Networks of enthusiasts have swelled at a brisk pace in India and one of these groups added another feather to its cap this month – one million bird sightings, a fivefold increase from an annual exercise a year ago.
Not that the number of birds has gone up, but the number of birders certainly has –from about 1,000 on the Bird Count India network in 2014, to 3,000 this year.
The network has a burgeoning database of birds in India, as the government does not conduct a bird census even for the endangered species.

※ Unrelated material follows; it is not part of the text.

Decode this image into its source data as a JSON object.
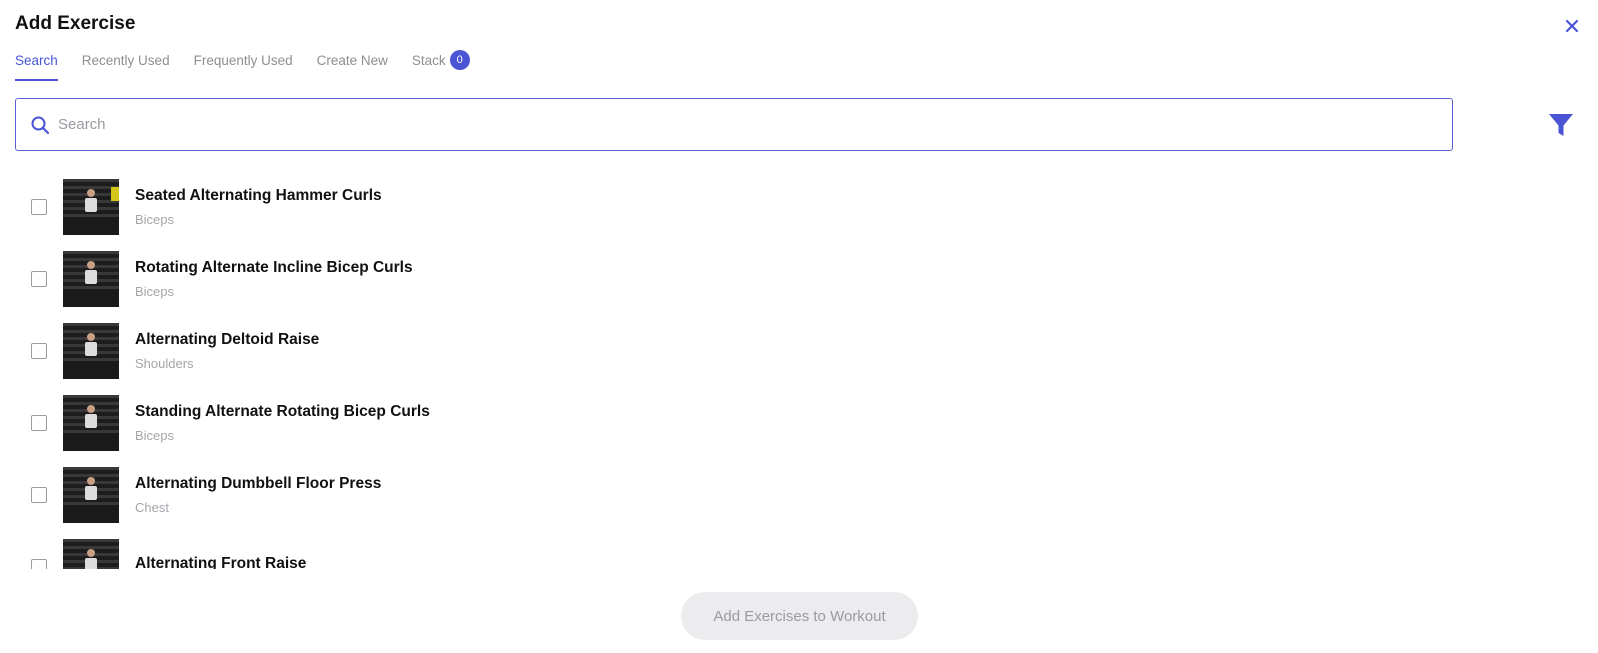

Suhel Quader, a scientist at the Bengaluru-based Nature Conservation Foundation who started the initiative two years ago, said people have disposable incomes and they are willing to spend it on equipment – cameras and binoculars – to observe nature from close quarters.
While the advent of digital photography has made clicking pictures easier and more affordable, the internet has provided a platform to share them with the world.

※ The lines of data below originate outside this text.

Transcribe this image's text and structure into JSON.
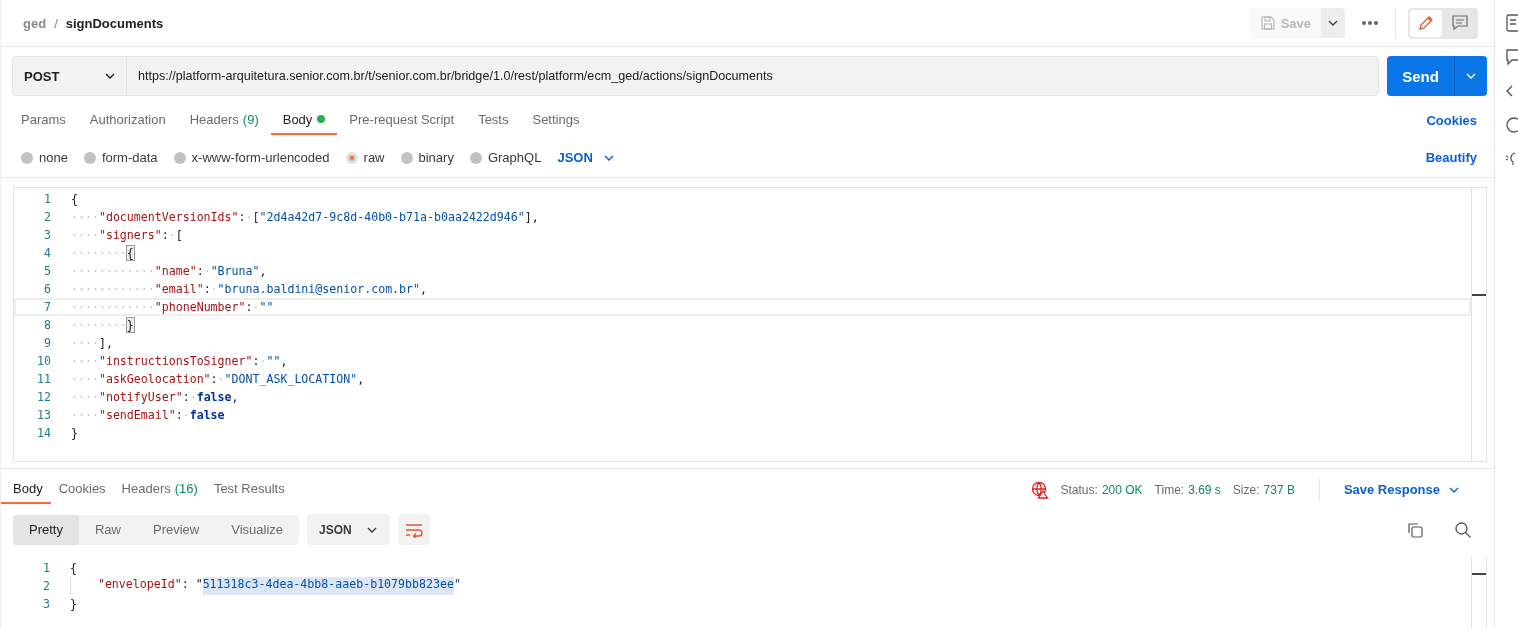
{
  "header": {
    "breadcrumb": [
      {
        "kind": "parent",
        "text": "ged"
      },
      {
        "kind": "sep",
        "text": "/"
      },
      {
        "kind": "current",
        "text": "signDocuments"
      }
    ],
    "save": {
      "label": "Save",
      "disabled": true
    },
    "modes": [
      {
        "kind": "edit",
        "selected": true
      },
      {
        "kind": "comments",
        "selected": false
      }
    ]
  },
  "request": {
    "method": "POST",
    "url": "https://platform-arquitetura.senior.com.br/t/senior.com.br/bridge/1.0/rest/platform/ecm_ged/actions/signDocuments",
    "send": "Send"
  },
  "tabs": [
    {
      "label": "Params",
      "selected": false
    },
    {
      "label": "Authorization",
      "selected": false
    },
    {
      "label": "Headers",
      "count": "(9)",
      "selected": false
    },
    {
      "label": "Body",
      "selected": true,
      "dot": true
    },
    {
      "label": "Pre-request Script",
      "selected": false
    },
    {
      "label": "Tests",
      "selected": false
    },
    {
      "label": "Settings",
      "selected": false
    }
  ],
  "cookies_link": "Cookies",
  "body_types": [
    {
      "label": "none",
      "selected": false
    },
    {
      "label": "form-data",
      "selected": false
    },
    {
      "label": "x-www-form-urlencoded",
      "selected": false
    },
    {
      "label": "raw",
      "selected": true
    },
    {
      "label": "binary",
      "selected": false
    },
    {
      "label": "GraphQL",
      "selected": false
    }
  ],
  "language": "JSON",
  "beautify": "Beautify",
  "editor": {
    "lines": [
      {
        "number": "1",
        "current": false,
        "segments": [
          {
            "kind": "punct",
            "text": "{"
          }
        ]
      },
      {
        "number": "2",
        "current": false,
        "segments": [
          {
            "kind": "space",
            "text": "····"
          },
          {
            "kind": "key",
            "text": "\"documentVersionIds\""
          },
          {
            "kind": "punct",
            "text": ":"
          },
          {
            "kind": "space",
            "text": "·"
          },
          {
            "kind": "punct",
            "text": "["
          },
          {
            "kind": "string",
            "text": "\"2d4a42d7-9c8d-40b0-b71a-b0aa2422d946\""
          },
          {
            "kind": "punct",
            "text": "],"
          }
        ]
      },
      {
        "number": "3",
        "current": false,
        "segments": [
          {
            "kind": "space",
            "text": "····"
          },
          {
            "kind": "key",
            "text": "\"signers\""
          },
          {
            "kind": "punct",
            "text": ":"
          },
          {
            "kind": "space",
            "text": "·"
          },
          {
            "kind": "punct",
            "text": "["
          }
        ]
      },
      {
        "number": "4",
        "current": false,
        "segments": [
          {
            "kind": "space",
            "text": "········"
          },
          {
            "kind": "punct",
            "text": "{",
            "matched": true
          }
        ]
      },
      {
        "number": "5",
        "current": false,
        "segments": [
          {
            "kind": "space",
            "text": "············"
          },
          {
            "kind": "key",
            "text": "\"name\""
          },
          {
            "kind": "punct",
            "text": ":"
          },
          {
            "kind": "space",
            "text": "·"
          },
          {
            "kind": "string",
            "text": "\"Bruna\""
          },
          {
            "kind": "punct",
            "text": ","
          }
        ]
      },
      {
        "number": "6",
        "current": false,
        "segments": [
          {
            "kind": "space",
            "text": "············"
          },
          {
            "kind": "key",
            "text": "\"email\""
          },
          {
            "kind": "punct",
            "text": ":"
          },
          {
            "kind": "space",
            "text": "·"
          },
          {
            "kind": "string",
            "text": "\"bruna.baldini@senior.com.br\""
          },
          {
            "kind": "punct",
            "text": ","
          }
        ]
      },
      {
        "number": "7",
        "current": true,
        "segments": [
          {
            "kind": "space",
            "text": "············"
          },
          {
            "kind": "key",
            "text": "\"phoneNumber\""
          },
          {
            "kind": "punct",
            "text": ":"
          },
          {
            "kind": "space",
            "text": "·"
          },
          {
            "kind": "string",
            "text": "\"\""
          }
        ]
      },
      {
        "number": "8",
        "current": false,
        "segments": [
          {
            "kind": "space",
            "text": "········"
          },
          {
            "kind": "punct",
            "text": "}",
            "matched": true
          }
        ]
      },
      {
        "number": "9",
        "current": false,
        "segments": [
          {
            "kind": "space",
            "text": "····"
          },
          {
            "kind": "punct",
            "text": "],"
          }
        ]
      },
      {
        "number": "10",
        "current": false,
        "segments": [
          {
            "kind": "space",
            "text": "····"
          },
          {
            "kind": "key",
            "text": "\"instructionsToSigner\""
          },
          {
            "kind": "punct",
            "text": ":"
          },
          {
            "kind": "space",
            "text": "·"
          },
          {
            "kind": "string",
            "text": "\"\""
          },
          {
            "kind": "punct",
            "text": ","
          }
        ]
      },
      {
        "number": "11",
        "current": false,
        "segments": [
          {
            "kind": "space",
            "text": "····"
          },
          {
            "kind": "key",
            "text": "\"askGeolocation\""
          },
          {
            "kind": "punct",
            "text": ":"
          },
          {
            "kind": "space",
            "text": "·"
          },
          {
            "kind": "string",
            "text": "\"DONT_ASK_LOCATION\""
          },
          {
            "kind": "punct",
            "text": ","
          }
        ]
      },
      {
        "number": "12",
        "current": false,
        "segments": [
          {
            "kind": "space",
            "text": "····"
          },
          {
            "kind": "key",
            "text": "\"notifyUser\""
          },
          {
            "kind": "punct",
            "text": ":"
          },
          {
            "kind": "space",
            "text": "·"
          },
          {
            "kind": "bool",
            "text": "false"
          },
          {
            "kind": "punct",
            "text": ","
          }
        ]
      },
      {
        "number": "13",
        "current": false,
        "segments": [
          {
            "kind": "space",
            "text": "····"
          },
          {
            "kind": "key",
            "text": "\"sendEmail\""
          },
          {
            "kind": "punct",
            "text": ":"
          },
          {
            "kind": "space",
            "text": "·"
          },
          {
            "kind": "bool",
            "text": "false"
          }
        ]
      },
      {
        "number": "14",
        "current": false,
        "segments": [
          {
            "kind": "punct",
            "text": "}"
          }
        ]
      }
    ]
  },
  "response_tabs": [
    {
      "label": "Body",
      "selected": true
    },
    {
      "label": "Cookies",
      "selected": false
    },
    {
      "label": "Headers",
      "count": "(16)",
      "selected": false
    },
    {
      "label": "Test Results",
      "selected": false
    }
  ],
  "status": {
    "status_label": "Status:",
    "status": "200 OK",
    "time_label": "Time:",
    "time": "3.69 s",
    "size_label": "Size:",
    "size": "737 B",
    "save_response": "Save Response"
  },
  "view_modes": [
    {
      "label": "Pretty",
      "selected": true
    },
    {
      "label": "Raw",
      "selected": false
    },
    {
      "label": "Preview",
      "selected": false
    },
    {
      "label": "Visualize",
      "selected": false
    }
  ],
  "response_format": "JSON",
  "response": {
    "lines": [
      {
        "number": "1",
        "segments": [
          {
            "kind": "punct",
            "text": "{"
          }
        ]
      },
      {
        "number": "2",
        "segments": [
          {
            "kind": "indent"
          },
          {
            "kind": "key",
            "text": "\"envelopeId\""
          },
          {
            "kind": "punct",
            "text": ": \""
          },
          {
            "kind": "string",
            "text": "511318c3-4dea-4bb8-aaeb-b1079bb823ee",
            "selected": true
          },
          {
            "kind": "string",
            "text": "\""
          }
        ]
      },
      {
        "number": "3",
        "segments": [
          {
            "kind": "punct",
            "text": "}"
          }
        ]
      }
    ]
  }
}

“Hundreds of people put pictures of birds on their Facebook pages and we have tried to bring them together for having a national database of birds,” Quader said.
Increasing awareness about wildlife among the youth is another reason for such a jump in bird sightings with about a third of the contributors below the age of 40, he added.
“If the birds go missing from an area, it is the first warning for people. Lots of birds in a place indicate that surface water quality is good and air is better,” said Fayaz Khudsar, a wildlife biologist at Delhi’s Yamuna Bio-Diversity Park.
The initiative has helped chronicle birds like Indian Pitta that was viewed in Delhi for the first time in 60 years and migratory birds like Whooper Swan being spotted in Himachal Pradesh’s Pong Dam lake after 13 years. The Indian Pond Heron is now the fifth most commonly spotted bird in India, appearing in 35% of the lists.
This would not have been possible without people like former Customs commissioner Vinod Goyal, who got interested in wildlife photography about a decade ago during his posting in Chhattisgarh’s Raigarh city.
“People buy jewellery from their savings. I bought a camera and other equipment to pursue my hobby,” he said.
Then there are enthusiasts like Balram Bhargav, a busy cardiologist at the All India Institute of Medical Sciences (AIIMS), and Delhi police sub-inspector Rajeev Kumar.
“Wildlife photography is like opium. It takes you in,” said Raghav Bagel, a software professional at Tata Consultancy Services, who carries his camera all the time to catch birds on the move.
In 2014, 800 unique bird species were recorded in India, the highest for any country. This year, Quader’s team estimates that the number of species would almost double, turning global spotlight on India as a hot birdwatching destination.
Total bird sightings: 1.04 million
Tamil Nadu: 11%
Himachal Pradesh: 4%